Nigeria, too, disappointed in their opener against Croatia, although they did largely limit the Europeans’ chances on goal — at least during open play. Croatia opened the scoring from a corner when Oghenekaro Etebo deflected Mario Mandzukic’s effort past Francis Uzoho. The contest was taken out of their reach when William Troost-Ekong hauled down Mandzukic in the box and the referee awarded a penalty which Luka Modric duly dispatched.

Even Senegal, who picked up the continent’s only points so far with a 2-1 victory over Poland in their opener, were undone by a set piece. Indeed, the Poles’ goal — which was enough to set up a nervy finale — came when Gregorz Krychowiak headed home from Kamil Grosicki’s free kick. Again, another set piece, and another African side who are unable to defend it effectively. That this should happen for Senegal, whose physical prowess, height, athleticism, and aerial threat should give them an advantage in set piece situations, is particularly concerning.

Only in Egypt’s 3-1 defeat by Russia on Tuesday, when all three goals came from open play, did Africa’s sides concede a goal that didn’t come from a set piece.

Tallying up, Africa have conceded 11 goals in seven matches so far this tournament, with eight of the goals in six of the matches coming from set pieces.

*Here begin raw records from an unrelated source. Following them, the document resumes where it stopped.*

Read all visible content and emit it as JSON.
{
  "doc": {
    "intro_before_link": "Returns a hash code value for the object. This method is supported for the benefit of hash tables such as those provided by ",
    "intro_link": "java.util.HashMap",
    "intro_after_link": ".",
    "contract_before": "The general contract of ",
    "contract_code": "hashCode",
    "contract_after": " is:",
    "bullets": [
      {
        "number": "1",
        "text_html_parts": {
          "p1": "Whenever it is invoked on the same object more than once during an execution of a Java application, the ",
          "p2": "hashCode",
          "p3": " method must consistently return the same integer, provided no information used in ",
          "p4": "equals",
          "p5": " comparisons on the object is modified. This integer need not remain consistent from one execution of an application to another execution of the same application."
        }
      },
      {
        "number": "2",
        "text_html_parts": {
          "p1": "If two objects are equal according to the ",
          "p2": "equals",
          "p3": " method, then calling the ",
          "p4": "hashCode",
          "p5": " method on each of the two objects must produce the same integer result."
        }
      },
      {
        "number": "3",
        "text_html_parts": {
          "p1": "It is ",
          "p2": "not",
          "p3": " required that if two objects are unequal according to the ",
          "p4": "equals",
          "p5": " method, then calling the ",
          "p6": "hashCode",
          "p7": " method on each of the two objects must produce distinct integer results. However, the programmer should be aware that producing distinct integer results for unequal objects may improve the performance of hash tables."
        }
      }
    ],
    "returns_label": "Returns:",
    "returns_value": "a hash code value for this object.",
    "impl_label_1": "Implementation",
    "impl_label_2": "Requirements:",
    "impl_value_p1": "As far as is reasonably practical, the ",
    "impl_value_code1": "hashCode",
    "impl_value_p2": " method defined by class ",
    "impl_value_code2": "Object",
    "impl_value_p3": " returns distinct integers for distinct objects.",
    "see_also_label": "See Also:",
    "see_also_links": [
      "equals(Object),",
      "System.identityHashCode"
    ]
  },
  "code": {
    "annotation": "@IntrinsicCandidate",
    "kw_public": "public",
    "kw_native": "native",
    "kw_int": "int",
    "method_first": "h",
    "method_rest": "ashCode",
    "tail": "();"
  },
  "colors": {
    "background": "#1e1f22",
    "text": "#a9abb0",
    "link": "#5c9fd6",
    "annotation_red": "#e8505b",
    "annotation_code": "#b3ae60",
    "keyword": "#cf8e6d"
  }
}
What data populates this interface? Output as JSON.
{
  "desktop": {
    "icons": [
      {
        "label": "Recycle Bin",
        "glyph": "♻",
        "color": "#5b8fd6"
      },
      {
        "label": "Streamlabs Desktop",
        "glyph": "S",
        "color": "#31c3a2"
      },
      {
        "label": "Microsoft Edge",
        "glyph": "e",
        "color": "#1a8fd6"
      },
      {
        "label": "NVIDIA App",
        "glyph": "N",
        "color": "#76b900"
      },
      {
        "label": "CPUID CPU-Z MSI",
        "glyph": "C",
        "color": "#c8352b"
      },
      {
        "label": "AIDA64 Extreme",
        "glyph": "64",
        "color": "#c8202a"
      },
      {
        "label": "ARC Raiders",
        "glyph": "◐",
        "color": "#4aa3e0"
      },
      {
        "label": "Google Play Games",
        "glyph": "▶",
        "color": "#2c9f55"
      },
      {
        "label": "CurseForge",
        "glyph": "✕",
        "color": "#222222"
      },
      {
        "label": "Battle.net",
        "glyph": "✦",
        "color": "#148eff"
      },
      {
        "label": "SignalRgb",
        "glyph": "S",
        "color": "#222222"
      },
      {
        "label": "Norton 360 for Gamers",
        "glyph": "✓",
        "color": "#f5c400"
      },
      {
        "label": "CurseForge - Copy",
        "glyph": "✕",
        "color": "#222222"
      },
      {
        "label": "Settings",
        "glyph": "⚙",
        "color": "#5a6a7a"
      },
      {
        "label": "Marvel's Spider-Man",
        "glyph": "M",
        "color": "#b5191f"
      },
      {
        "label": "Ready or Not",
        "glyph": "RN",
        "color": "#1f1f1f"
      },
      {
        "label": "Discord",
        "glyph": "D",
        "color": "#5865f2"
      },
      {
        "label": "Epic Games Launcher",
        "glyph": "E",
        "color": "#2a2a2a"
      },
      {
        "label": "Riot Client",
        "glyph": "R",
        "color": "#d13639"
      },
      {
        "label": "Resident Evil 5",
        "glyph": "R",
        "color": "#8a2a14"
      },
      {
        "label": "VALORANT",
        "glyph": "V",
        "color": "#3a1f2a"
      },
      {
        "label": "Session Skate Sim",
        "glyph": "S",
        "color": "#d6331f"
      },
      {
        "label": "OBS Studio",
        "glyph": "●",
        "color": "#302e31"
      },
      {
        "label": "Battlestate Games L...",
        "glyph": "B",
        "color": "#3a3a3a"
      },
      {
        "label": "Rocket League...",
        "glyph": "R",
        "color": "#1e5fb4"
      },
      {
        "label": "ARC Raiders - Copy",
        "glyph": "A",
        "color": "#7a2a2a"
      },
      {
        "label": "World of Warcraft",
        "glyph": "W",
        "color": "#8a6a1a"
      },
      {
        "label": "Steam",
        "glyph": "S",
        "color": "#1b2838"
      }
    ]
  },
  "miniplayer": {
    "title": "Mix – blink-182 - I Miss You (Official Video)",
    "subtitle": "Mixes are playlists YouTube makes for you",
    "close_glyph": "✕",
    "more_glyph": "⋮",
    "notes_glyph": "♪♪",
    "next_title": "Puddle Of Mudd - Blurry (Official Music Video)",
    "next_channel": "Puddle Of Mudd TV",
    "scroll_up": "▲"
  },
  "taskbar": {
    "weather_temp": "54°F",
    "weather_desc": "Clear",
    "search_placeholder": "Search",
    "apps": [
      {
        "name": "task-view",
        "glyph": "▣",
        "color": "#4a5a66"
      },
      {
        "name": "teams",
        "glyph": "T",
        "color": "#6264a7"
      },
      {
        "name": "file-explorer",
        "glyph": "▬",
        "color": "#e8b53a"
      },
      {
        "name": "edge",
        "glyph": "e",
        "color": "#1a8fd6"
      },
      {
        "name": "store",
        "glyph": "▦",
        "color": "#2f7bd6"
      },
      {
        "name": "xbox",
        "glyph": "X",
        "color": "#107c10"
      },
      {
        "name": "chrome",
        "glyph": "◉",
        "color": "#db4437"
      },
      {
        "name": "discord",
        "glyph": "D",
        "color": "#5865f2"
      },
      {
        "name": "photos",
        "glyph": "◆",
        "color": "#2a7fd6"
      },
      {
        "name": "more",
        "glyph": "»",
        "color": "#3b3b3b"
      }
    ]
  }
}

Nigeria, Tunisia and Senegal have, at the time of writing, only been undone by set pieces, while Morocco have already been eliminated after conceding twice, with both goals coming from set pieces.

It’s a frustrating statistic.

Set pieces are traditionally seen as an area of the game which can be ‘got right’ by anyone with good organisation and discipline. Obviously, physical qualities and technical delivery make a difference, but proficient drilling on the training ground — as well as a coherent strategy — can make set pieces an area of strength for a side, both offensively and defensively.

Any Premier League observer over the years could tell you of how the likes of Sam Allardyce or Tony Pulis have come into an ailing club and overseen an instant improvement by ‘getting the basics right’, which include implementing successful set-piece drills.

Concentration, focus, and players of the right mentality are also imperative. Conversely, naivety can undermine 90 minutes of intense effort. One can perhaps forgive teenage goalkeeper Francis Uzoho for not yet having the authority to organise his defence yet, although Mohamed Amine Ben Amor’s careless late play to give England a corner at the death vs. Tunisia cannot be excused.

Certainly, Nigeria have little excuse for their struggles against Poland, particularly after their failings from set pieces were exposed during the pre-tournament friendlies.

For Gernot Rohr to still be having problems from these areas at the World Cup represents, surely, a failing on the part of him and his coaching staff.

It may be a similar story for Herve Renard of Morocco. He’s constructed a team with such an excellent defensive schema—they didn’t concede at all during the qualifiers and haven’t let one in from open play here — but who have twice been undone by set pieces in Russia.

Individual mistakes have certainly played their part, but as Rohr acknowledged after his side’s opener, Nigeria need to be “more professional on set pieces”. 

Perhaps Africa’s failure to deal with set pieces during this summer’s tournament is simply due to a failing on the part of the continent’s coaches—homegrown or otherwise—to implement a ‘professional’ enough approach to and training strategy for defending corners and free kicks.

Unless Tunisia, Nigeria and Senegal can make improvements quickly, Africa’s achilles heel in Russia may see that trio swiftly following Egypt and Morocco to the exit door.